John Martin Robinson delves into an account of a garden and finds it to be the best country-house history published in years.
Woburn Abbey: The Park & Gardens
Keir Davidson (Pimpernel Press, £40)
An interesting social phenomenon of the early 21st century has been the energetic creation and restoration of large gardens at historic seats by young duchesses: The Duchess of Northumberland at Alnwick, The Duchess of Norfolk at Arundel and The Duchess of Bedford at Woburn.
This book is devoted to the latter, where the Reptonian pleasure grounds, covering 42 acres, have been superbly revived and re-planted by Louise, the present Duchess of Bedford, since she and her husband moved into Woburn after their marriage in 2000. As she says in the foreword, her determination to reinstate what had been lost under plain grass and excessive tourist commercialisation was aroused when she discovered Repton’s ‘Red Book’ for Woburn in the library there.
This new history is based on the concomitant research into the whole development of the park and grounds that has underpinned the restoration. It traces the history of Woburn from the 16th century, when the dissolved Cistercian monastery came via ‘Henry VIII’s Will’ to John Russell, 1st Earl of Bedford, up to the present day and illuminates the wider story of English gardening, especially landscape design, over four centuries.
All the great names are represented here: Isaac de Caus, who made the grotto, George London, Henry Wise and Charles Bridgeman, who created avenues and water features in the reign of Queen Anne, even a brief appearance by Capability Brown in the 4th Duke’s time, but especially Repton, whose embellishments in the early 19th century, are the focus of this story.

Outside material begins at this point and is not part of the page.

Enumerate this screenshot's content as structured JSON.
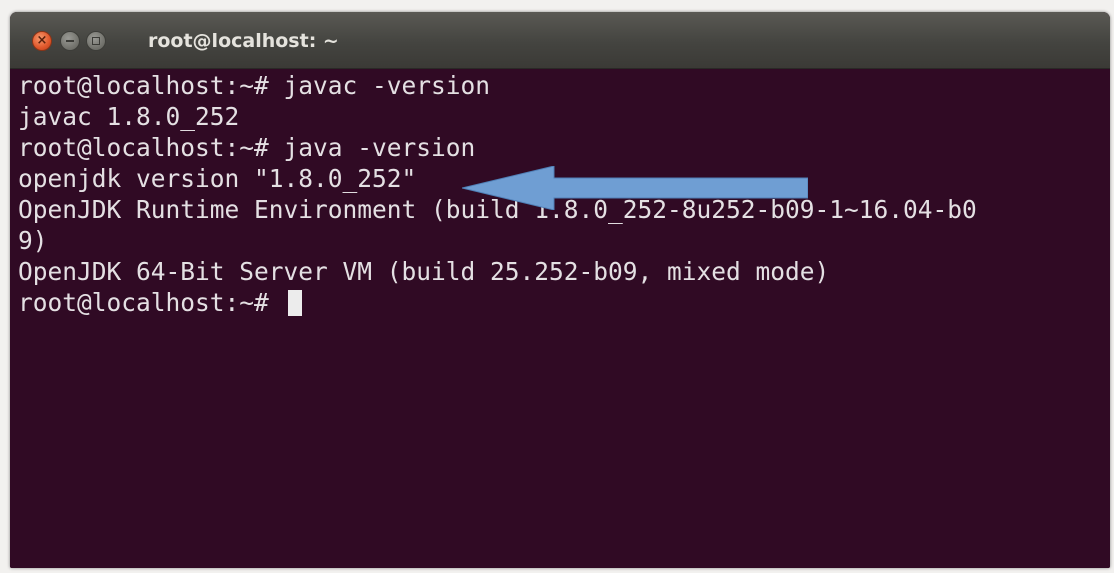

However, what comes out most of all is the strong and innovative directional role of the Russell family themselves. The ‘great project’ of the Whig brothers, the 5th and 6th Dukes of Bedford, over 53 years, from 1786 to 1839, made the modern Woburn landscape: enclosure, draining, road building, model farming, ground-breaking forestry, the enlargement of the park to 3,500 acres and the implementation of Repton’s ideas. It is their astonishing work, representing an advanced social and cultural vision, that made Woburn a place of international significance that still takes the breath away today.
Of course, most great English aristocratic families produced remarkable people between the 17th and early 20th centuries, reflecting their roles as leaders of the most dynamic, creative and progressive culture in the world, but the Russells were distinctive even by those standards for a combination of great intellect and vast wealth. (Disraeli told Queen Victoria that the Duke of Bedford was her ‘rich- est subject’ and Lady Holland com- pared the 6th Duke’s large family to the genius of the Ancient World.)

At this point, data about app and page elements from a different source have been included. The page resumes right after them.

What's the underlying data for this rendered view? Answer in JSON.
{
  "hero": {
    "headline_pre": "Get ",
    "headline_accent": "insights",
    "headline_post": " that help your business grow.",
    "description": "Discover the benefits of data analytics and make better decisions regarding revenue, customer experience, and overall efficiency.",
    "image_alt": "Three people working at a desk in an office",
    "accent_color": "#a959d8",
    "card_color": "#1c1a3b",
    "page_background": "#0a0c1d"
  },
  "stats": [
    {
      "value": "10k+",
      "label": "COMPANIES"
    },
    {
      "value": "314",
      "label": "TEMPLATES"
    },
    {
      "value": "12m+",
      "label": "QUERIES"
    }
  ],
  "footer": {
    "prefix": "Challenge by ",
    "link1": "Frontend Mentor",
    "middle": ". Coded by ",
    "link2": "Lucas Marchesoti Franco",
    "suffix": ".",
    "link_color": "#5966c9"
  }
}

It’s this combination that was also responsible for Woburn’s survival from 1840 to 1940 as a paragon of Enlightenment ideals. The Victorian dukes spent their money on extensive social housing and lavish church building, not on wrecking their principal seat with ill-considered alterations. They preserved Woburn intact as a Georgian wonderland, even maintaining such fragile structures as Holland’s Chinese Dairy, with its delicate painted glass, and Repton’s thatched Thornery, with its interior murals, not to mention the Rousseau-esque Log Cabin in the Evergreens.
All idylls are interrupted and, at Woburn, State requisitioning in the Second World War caused brutal and irreversible damage, leading to the tragic demolition of Henry Holland’s East Wing, riding school and tennis court.
The pioneering transformation of Woburn by the 13th Duke into a leading tourist attraction in the 1950s and 1960s provided the estate with a commercially viable modern role, but it wasn’t without its downside in the impact on the special historic interest. It’s heartening that great efforts are now being made to restore Woburn to its Georgian glory, of which the Repton garden is the most obvious manifestation.
Apart from the reinstatement of the historic layout and repair of the surviving buildings by Repton and Wyatville—including the Shell Grotto, the 5th Duke’s Memorial Temple, the Labyrinth and Gothic Garden Seat—several missing Reptonian features have also been re-erected, including the Aviary, Pine Cone Pavilion and Chinese temple on top of the 6th Duke’s Rockery.
Is it too much to hope that, one day, Holland’s riding school and tennis court and the missing part of Repton’s unique outdoor verandah walk from the South Wing and Sculpture Gallery to the Chinese Dairy will be reinstated?
Keir Davidson’s is a precise and scholarly history, which covers a wider field than might be expected, taking in many other former Bedford properties and their impact on Woburn. The extensive footnotes are worth reading in their own right, as delicious nuggets can be found there.
The reader will, of course, be drawn primarily to Repton’s accomplished watercolours, but the illustrations also include fascinating black and whites of the 1950s–1960s tourist phase of innocent steam rallies, caravan clubs in the park, gift shops and ‘kiddies’ fun fairs’. In some ways, these pictures seem more remote now in post-Thatcher Britain than does the 18th century.
This book focuses principally on the gardens, but, in my view, it is the best country-house history published in recent years, not least because it is a straight account of a family property, untainted by modern art-historical jargon.